the popular cushion fastening
Zip fasteners are made by having either metal or plastic teeth along the edge of two strips of fabric, these are then interlocked together with the help of a slider.
The first type of slider fastening was invented by Whitcomb Judson in 1893 to help close mens button boots. This design was improved some 20 years later by Gideon Sundback and the birth of the types used today.
These are probably the most popular in all of the different types of cushion fastenings. They are fairly strong and the colours can be matched to the cover. They come in variety of different lengths to suit most sewing projects.
To find the length needed measure about two and a half inches or six cemtimetres shorter than the length of the opening edge of the cushion.
They are usually placed on a straight edge and within the seam so hidden from view. However they can also be placed at the back for example if the cushion was in the shape of a heart.
Sometimes it is easier put these in first before finishing the rest of the cushion as it can be a little fiddly.
Your fastening should be about 2 1/2 inches (6cms) shorter than the desired opening. With right sides of the material facing arrange the fastening along the opening edge keeping equal distances from the cushion edge. Mark the opening edge with pins.
Sew the seam with normal machine stitch length to the start of the teeth. Back stitch to secure threads. Change the machine stitch length to the longest (tacking) length and continue sewing until you reach the end of the teeth. Back stitch to secure the thread then change the stitch length back to normal machine stitch and continue to the end of the seam.
Press the seam open and place the fastening along the middle of the seam, pin or baste in place.
Using the zip foot on the machine, sew along one side of the fastening leaving a gap from the teeth. Sew across the bottom below the end of the teeth, up the other side and across the top of the teeth. Secure thread.
Using scissors or a seam unpicker carefully remove the tacking stitches to open the fastening.
Sew the rest of the seams, turn right side out, put in the cushion pad and close the fastening.

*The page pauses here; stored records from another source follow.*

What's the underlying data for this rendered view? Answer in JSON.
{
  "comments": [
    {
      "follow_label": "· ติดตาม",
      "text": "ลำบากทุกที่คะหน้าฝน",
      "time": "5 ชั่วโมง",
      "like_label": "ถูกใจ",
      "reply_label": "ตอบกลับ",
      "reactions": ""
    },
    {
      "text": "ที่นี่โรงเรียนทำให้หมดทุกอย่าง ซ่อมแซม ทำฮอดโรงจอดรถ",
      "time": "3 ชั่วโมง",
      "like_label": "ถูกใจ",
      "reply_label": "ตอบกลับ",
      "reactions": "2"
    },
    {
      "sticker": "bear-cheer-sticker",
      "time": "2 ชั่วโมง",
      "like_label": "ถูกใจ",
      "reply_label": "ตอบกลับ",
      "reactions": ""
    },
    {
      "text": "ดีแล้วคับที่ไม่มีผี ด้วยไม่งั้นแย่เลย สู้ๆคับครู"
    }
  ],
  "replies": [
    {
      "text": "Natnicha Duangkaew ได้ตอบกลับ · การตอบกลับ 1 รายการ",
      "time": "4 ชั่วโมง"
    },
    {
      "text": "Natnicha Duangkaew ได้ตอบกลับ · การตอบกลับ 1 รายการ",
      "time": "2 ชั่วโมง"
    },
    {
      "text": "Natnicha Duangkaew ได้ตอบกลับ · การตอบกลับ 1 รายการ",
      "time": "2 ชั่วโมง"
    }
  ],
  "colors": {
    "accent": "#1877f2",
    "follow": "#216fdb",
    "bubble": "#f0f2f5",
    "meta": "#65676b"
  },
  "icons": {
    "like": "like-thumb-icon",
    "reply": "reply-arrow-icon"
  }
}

There are other ways of inserting a zip and to insert one after the cushion cover has been made is described in the how to section.